The star here, Brady Jandreau, resembles a very young Heath Ledger often enough for it to be unsettling yet he brings enough depth to his role to keep the resonance from obliterating him (as by all rights it should). This is a western, which means it’s a film about being a man in American culture, but the familiar generic iconography is held at bay. The landscapes are beautiful but seldom soar and seldom feel metaphorical. Brady is just a young man in the middle of nowhere with no money and few prospects, who’s had the one thing he loved and was good at, taken from him by bad luck. Now he’s got to figure out what to do.

I found two aspects of his story extremely moving. The first was the two scenes where we see Brady training horses: the first horse had never been ridden before and was terrified; the second had been badly trained and now bucked fought.

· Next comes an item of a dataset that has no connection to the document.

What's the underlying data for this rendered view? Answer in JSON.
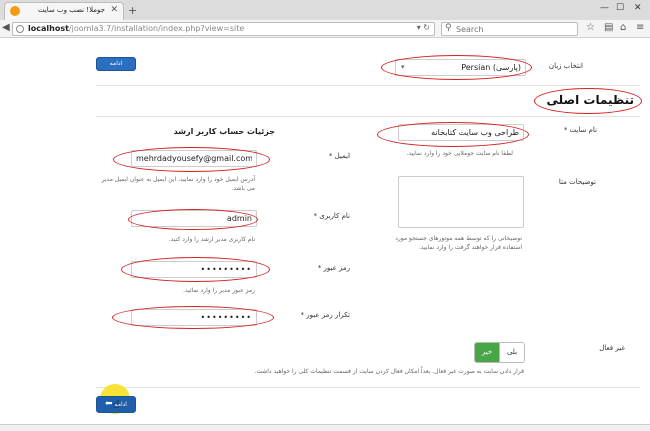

In both cases, Brady’s attention to their expressions, his patience and his steady hand, look like love. Genuine, full-blown love. The care he shows these animals reveals that he is a good man. This is the ballast for the film.

The second set of moving scenes is of Brady working in the local pharmacy or grocery store. As he explains to an acquaintance, money wasn’t coming in so he took a job. This is what was available. Despite the situations thrown at him by people who see him as he works—for example, when he’s recognized by two boys who have watched him ride and view him as a hero—Brady’s reactions have little to do with pride. He’s working and seems to feel no embarrassment over the kind of work he does. Instead, his exchanges with other people at work, which I’d expected the film to frame as humiliations, serve as reminders of the work he loved which is no longer possible. The emotions at play are sadness and grief rather than shame or anger. The film’s realism is grounded in this choice of emotions.

All of which is to say that this film is beautiful and I enjoyed it a lot.

All Systems Red

One of the books in this series showed up in a “best of” list on Ars Technica and it looked interesting enough that I ordered the first in the series. It showed up recently but I’ve been busy and it sat on my desk untouched.

Then today, after a long six days of work with another starting up again tomorrow, I saw it and decided to give it a whirl. Ten pages in, I’d already laughed out loud hard enough to get choked and have to get some water.

The set-up is simple: Murderbot is shy and doesn’t like being around people because they get awkward and that makes him awkward and sorting through the layers just isn’t worth it because ultimately he doesn’t much care about their problems. He’s downloaded hundreds of hours of shows and he’d just like to watch them in peace. Unfortunately he’s got to go through the motions and do his job, otherwise someone’s going to figure out he’s hacked his governor module and is a free agent.

So these humans he’s with on this mission? They wind up in trouble on a faraway planet and they aren’t terrible and he kinda likes them. So he helps them survive the murderous plots of a rival survey group, and they in turn wind up helping him.

The whole thing was light funny and more-or-less perfect for a quick read on a lazy Sunday by the fire. On a more serious note, the few glimpses we have of the the mysterious larger context dominated by the Company and the rest of the economic and political powers gives plenty of hints that this is a story happening in the world that Google and Facebook built: a capitalistic panopticon become simply “the way things are.”